Edinburg woman, 2 others sentenced for cocaine smuggling

McALLEN — An Edinburg woman was one of three defendants to be sentenced for their roles in a scheme to conceal the smuggling of cocaine within boxes of produce, court records show.

U.S. District Judge Micaela Alvarez sentenced Beatriz Adriano-San Martin to 14 years in federal prison for her role in a plot to move more than 100 kilos of cocaine.

Her co-defendants, Urbisio Munguia, 45, and Max Alberto Quiroz-Dia, 29, both of Mexico, were also sentenced Thursday along with Adriano-San Martin, and received 80 months, and 58 months respectively, the record shows.

The 40-year-old woman, who was convicted in July after a short jury trial which resulted in her conviction, will also be required to serve five years of supervised release upon completion of her 14-year sentence, the court notes show.

Munguia and Quiroz-Diaz avoided a trial of their own when they each pleaded guilty to the conspiracy charge in March of this year.

The trio was arrested in connection with the scheme in December 2017 when Homeland Security Investigations agents received a tip about a large quantity of cocaine hidden within produce at a local restaurant, the complaint against the group states.

“While conducting surveillance at Buffalo Wings and Rings located at 1809 W. Trenton Road in Edinburg, Texas, HSI McAllen special agents observed a black H3 Hummer and a white Nissan Frontier meeting in the parking lot,” the document states.

During the surveillance, agents observed Munguia and Adriano-San Martin unload boxes of bell peppers from the white Nissan Frontier to the H3 Hummer.

Agents followed the pair and maintained surveillance of the H3 Hummer, which parked at a WalMart parking lot located at 2800 W. Nolana Ave. in McAllen.

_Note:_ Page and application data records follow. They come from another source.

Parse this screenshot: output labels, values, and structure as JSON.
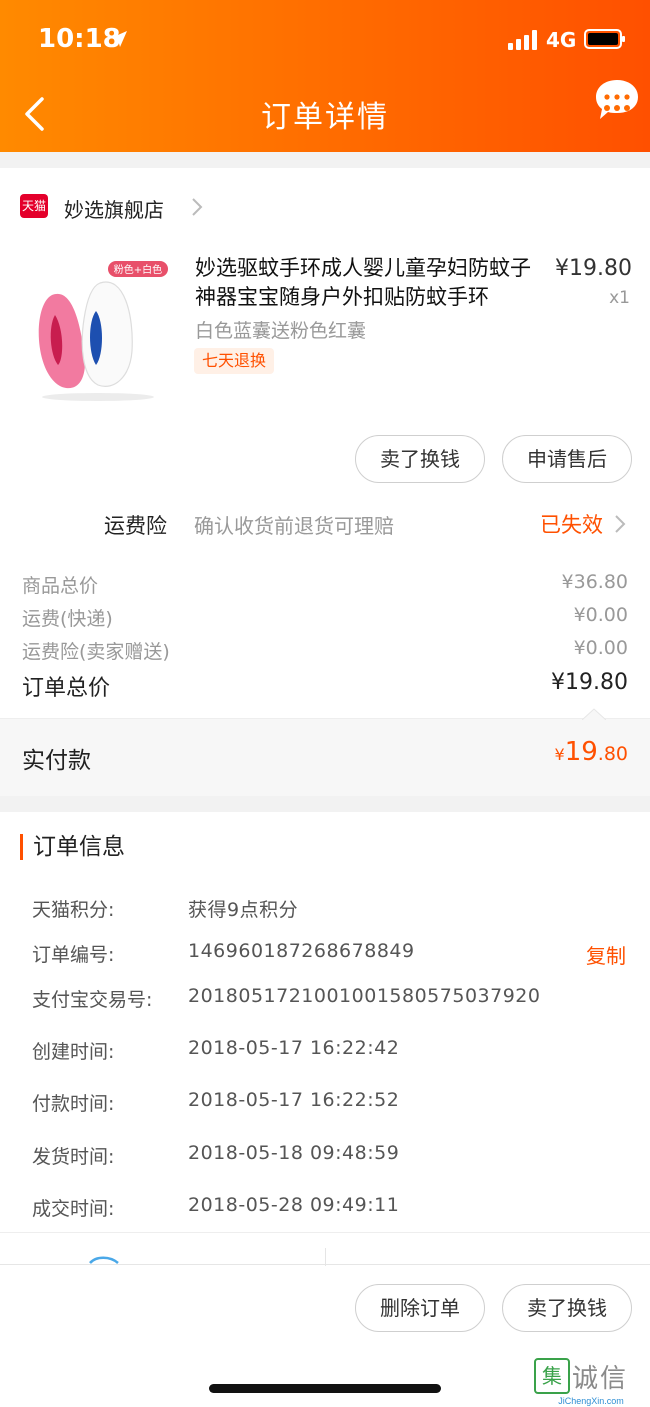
{
  "status_bar": {
    "time": "10:18",
    "network": "4G"
  },
  "nav": {
    "title": "订单详情"
  },
  "store": {
    "badge": "天猫",
    "name": "妙选旗舰店"
  },
  "product": {
    "title": "妙选驱蚊手环成人婴儿童孕妇防蚊子神器宝宝随身户外扣贴防蚊手环",
    "image_tag": "粉色+白色",
    "price": "¥19.80",
    "quantity": "x1",
    "spec": "白色蓝囊送粉色红囊",
    "return_badge": "七天退换",
    "buttons": {
      "sell": "卖了换钱",
      "after_sale": "申请售后"
    }
  },
  "insurance": {
    "label": "运费险",
    "desc": "确认收货前退货可理赔",
    "status": "已失效"
  },
  "fees": [
    {
      "label": "商品总价",
      "value": "¥36.80"
    },
    {
      "label": "运费(快递)",
      "value": "¥0.00"
    },
    {
      "label": "运费险(卖家赠送)",
      "value": "¥0.00"
    }
  ],
  "order_total": {
    "label": "订单总价",
    "value": "¥19.80"
  },
  "payment": {
    "label": "实付款",
    "currency": "¥",
    "integer": "19",
    "decimal": ".80"
  },
  "order_info": {
    "title": "订单信息",
    "copy_label": "复制",
    "rows": [
      {
        "label": "天猫积分:",
        "value": "获得9点积分"
      },
      {
        "label": "订单编号:",
        "value": "146960187268678849"
      },
      {
        "label": "支付宝交易号:",
        "value": "2018051721001001580575037920"
      },
      {
        "label": "创建时间:",
        "value": "2018-05-17 16:22:42"
      },
      {
        "label": "付款时间:",
        "value": "2018-05-17 16:22:52"
      },
      {
        "label": "发货时间:",
        "value": "2018-05-18 09:48:59"
      },
      {
        "label": "成交时间:",
        "value": "2018-05-28 09:49:11"
      }
    ]
  },
  "footer": {
    "delete_label": "删除订单",
    "sell_label": "卖了换钱"
  },
  "watermark": {
    "text": "诚信",
    "sub": "JiChengXin.com"
  },
  "colors": {
    "accent": "#ff5000",
    "header_start": "#ff8a00",
    "header_end": "#ff5000"
  }
}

Agents saw Munguia and Adriano-San Martin meet with a man driving a silver Chrysler Town and Country van —later identified as Quiroz-Diaz.

“Munguia, Adriano-San Martin, and Quiroz-Diaz unloaded the boxes of bell peppers from the H3 Hummer and placed them into the Silver Chrysler van,” the complaint states.

Agents followed as Quiroz-Diaz drove the van to a residence in the 3000 block of West Falcon Avenue in McAllen, where they approached him and informed him they were “conducting an investigation involving possible illegal activity,” and asked him for permission to search the residence.

Quiroz-Diaz, who told agents he lived at the property, gave consent and admitted there was a large amount of cocaine inside the residence.

Agents found 10 boxes of bell peppers, each containing five compressed bundles of cocaine. They also found an upstairs room which contained 40 compressed bundles of cocaine. In total, they found 90 packages of cocaine weighing approximately 100 kilos.

Based on the seizure at Quiroz-Diaz’s home, agents set up a controlled delivery of the narcotics at a Melrose clothing store located in the 1900 block of South 23rd Street in McAllen.

Agents placed produce boxes of bell peppers containing 15 bricks of cocaine in the van and watched as Munguia arrived. They saw Adriano-San Martin open the driver side of the van and enter the vehicle.

Shortly after, they approached and arrested her, and then Munguia.

During interviews with special agents, Quiroz-Diaz said he was instructed by Munguia to hide 50 kilos of cocaine within 10 boxes of bell peppers.

According to Quiroz-Diaz, Munguia told him that Adriano-San Martin was going to pick up the van at Melrose once the cocaine was mixed in with the bell peppers.

During her interview with agents, Adriano-San Martin admitted to loading the boxes with bell peppers from the white Nissan into the H3 Hummer and then unloading the boxes of bell peppers from the Hummer to the van — saying she was hired by Munguia to pick up the van once the boxes of bell peppers were returned to him.

Adriano-San Martin told agents she was going to be paid $150 to drive the van to a warehouse where the boxes would be unloaded, the complaint states.